### What the exercise asks
Return only how many lines in the data include the string "JSON".

[Extracted records]

*****

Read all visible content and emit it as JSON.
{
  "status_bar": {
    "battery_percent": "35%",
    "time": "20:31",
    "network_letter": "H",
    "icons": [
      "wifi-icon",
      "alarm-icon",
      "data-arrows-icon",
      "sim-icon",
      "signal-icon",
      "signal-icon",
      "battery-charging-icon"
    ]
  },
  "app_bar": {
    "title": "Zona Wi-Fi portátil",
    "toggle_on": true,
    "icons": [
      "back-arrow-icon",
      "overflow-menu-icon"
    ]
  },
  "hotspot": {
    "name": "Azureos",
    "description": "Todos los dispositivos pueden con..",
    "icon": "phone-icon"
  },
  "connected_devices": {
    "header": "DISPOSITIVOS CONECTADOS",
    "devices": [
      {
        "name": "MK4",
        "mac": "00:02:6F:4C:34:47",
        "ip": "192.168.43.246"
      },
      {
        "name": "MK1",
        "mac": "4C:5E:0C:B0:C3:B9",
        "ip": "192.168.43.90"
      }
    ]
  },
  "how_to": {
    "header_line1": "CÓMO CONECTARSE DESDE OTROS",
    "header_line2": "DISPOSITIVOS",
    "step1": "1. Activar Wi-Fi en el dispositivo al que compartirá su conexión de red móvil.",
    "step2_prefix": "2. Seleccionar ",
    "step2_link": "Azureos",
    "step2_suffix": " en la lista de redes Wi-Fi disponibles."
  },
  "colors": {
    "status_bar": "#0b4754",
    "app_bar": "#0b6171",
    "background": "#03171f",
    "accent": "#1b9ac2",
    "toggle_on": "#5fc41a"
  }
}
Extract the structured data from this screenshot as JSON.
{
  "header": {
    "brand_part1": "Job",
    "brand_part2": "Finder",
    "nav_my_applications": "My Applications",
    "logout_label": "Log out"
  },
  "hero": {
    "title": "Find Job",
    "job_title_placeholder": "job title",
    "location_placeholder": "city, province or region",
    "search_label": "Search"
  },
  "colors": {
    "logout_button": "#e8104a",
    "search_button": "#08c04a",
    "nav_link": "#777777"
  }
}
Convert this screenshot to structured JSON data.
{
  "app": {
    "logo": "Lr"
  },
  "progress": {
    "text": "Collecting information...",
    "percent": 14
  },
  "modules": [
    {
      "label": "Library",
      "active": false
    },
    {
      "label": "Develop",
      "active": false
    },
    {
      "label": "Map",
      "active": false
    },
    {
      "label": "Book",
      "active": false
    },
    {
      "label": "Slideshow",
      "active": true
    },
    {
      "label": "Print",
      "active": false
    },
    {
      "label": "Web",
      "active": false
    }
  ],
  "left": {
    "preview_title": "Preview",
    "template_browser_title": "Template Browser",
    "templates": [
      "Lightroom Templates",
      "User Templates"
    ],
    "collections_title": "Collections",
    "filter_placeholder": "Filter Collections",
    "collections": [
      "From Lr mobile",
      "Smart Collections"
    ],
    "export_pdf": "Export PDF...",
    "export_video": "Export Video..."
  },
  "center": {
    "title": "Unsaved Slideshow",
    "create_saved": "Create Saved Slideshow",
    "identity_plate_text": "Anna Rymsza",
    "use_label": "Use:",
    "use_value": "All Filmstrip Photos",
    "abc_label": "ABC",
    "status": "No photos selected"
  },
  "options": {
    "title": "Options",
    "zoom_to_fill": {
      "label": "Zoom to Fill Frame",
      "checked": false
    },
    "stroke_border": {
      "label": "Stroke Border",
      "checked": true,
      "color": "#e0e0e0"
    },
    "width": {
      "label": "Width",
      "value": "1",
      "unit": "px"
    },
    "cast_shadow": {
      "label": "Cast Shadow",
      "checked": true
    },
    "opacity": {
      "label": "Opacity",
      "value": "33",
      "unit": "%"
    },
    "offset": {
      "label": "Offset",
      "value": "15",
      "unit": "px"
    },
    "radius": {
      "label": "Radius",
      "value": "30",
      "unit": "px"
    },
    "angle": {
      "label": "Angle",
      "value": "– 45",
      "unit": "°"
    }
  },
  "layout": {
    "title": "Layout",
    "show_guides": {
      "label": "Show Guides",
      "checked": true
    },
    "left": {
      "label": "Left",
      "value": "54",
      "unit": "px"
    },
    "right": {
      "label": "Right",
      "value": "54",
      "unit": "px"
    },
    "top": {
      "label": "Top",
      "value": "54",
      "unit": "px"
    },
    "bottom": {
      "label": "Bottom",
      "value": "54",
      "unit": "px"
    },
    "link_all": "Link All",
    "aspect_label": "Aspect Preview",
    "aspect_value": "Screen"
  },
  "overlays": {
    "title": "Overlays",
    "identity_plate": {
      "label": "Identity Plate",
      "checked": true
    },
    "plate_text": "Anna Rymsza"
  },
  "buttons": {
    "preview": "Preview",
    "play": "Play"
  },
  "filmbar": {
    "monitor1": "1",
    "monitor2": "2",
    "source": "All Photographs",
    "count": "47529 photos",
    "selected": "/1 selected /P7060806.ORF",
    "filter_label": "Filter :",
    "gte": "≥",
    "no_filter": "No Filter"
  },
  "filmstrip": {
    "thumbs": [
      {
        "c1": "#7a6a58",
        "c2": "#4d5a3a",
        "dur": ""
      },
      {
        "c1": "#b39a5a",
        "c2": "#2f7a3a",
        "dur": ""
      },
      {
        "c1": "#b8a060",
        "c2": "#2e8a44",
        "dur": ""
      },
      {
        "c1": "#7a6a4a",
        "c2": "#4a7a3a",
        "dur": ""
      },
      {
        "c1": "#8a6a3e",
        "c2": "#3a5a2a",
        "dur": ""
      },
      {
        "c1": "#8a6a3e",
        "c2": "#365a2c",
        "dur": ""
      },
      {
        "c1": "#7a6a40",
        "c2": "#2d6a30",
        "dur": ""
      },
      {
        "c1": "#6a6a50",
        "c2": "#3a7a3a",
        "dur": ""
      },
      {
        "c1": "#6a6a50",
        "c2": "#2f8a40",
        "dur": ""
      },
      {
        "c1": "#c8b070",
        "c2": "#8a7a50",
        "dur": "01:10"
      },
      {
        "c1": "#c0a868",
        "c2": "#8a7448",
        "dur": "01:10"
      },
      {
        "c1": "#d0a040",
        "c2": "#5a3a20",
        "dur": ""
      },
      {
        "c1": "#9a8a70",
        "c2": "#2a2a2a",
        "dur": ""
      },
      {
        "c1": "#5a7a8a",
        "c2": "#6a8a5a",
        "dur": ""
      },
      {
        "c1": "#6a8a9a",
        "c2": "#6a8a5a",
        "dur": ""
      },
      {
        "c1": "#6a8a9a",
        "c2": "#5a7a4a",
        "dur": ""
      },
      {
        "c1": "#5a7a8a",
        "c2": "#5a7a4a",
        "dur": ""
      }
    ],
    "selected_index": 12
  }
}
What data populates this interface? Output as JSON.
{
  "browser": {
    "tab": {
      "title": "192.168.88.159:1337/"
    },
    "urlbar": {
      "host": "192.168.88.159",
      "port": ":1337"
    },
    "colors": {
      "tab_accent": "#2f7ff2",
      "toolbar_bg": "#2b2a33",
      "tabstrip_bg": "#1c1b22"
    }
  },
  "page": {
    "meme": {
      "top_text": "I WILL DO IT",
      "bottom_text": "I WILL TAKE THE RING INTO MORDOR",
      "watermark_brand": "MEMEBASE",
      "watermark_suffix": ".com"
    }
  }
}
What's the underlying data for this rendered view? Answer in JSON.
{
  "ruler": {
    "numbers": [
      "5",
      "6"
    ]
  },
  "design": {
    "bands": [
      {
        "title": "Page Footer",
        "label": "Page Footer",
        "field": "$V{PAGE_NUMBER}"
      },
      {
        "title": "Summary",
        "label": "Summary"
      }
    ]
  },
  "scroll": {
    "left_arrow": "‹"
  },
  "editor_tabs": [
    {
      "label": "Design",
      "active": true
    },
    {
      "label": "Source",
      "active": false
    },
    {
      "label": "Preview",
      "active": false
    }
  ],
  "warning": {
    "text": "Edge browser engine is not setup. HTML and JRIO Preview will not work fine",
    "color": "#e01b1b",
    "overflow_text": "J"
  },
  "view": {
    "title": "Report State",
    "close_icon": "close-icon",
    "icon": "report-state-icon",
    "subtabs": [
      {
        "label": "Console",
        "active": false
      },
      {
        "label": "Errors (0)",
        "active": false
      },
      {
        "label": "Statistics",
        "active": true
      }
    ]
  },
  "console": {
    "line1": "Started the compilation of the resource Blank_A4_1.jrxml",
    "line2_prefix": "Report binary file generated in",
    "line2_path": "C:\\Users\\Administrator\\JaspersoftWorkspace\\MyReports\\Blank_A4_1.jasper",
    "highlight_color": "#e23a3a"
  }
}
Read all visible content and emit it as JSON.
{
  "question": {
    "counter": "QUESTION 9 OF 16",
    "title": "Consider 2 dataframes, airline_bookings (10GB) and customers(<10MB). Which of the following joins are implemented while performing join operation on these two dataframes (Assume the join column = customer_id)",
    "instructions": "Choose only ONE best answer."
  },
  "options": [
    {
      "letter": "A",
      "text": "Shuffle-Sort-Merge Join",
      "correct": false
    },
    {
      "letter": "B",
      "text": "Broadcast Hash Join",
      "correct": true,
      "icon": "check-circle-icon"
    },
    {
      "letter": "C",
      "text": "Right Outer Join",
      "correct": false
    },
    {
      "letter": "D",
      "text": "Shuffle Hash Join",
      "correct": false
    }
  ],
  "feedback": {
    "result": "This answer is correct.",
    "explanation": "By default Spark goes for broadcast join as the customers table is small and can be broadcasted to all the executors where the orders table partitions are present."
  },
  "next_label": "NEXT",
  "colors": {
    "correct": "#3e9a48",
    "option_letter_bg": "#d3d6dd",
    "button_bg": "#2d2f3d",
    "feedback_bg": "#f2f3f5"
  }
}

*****

### Exercise solution
6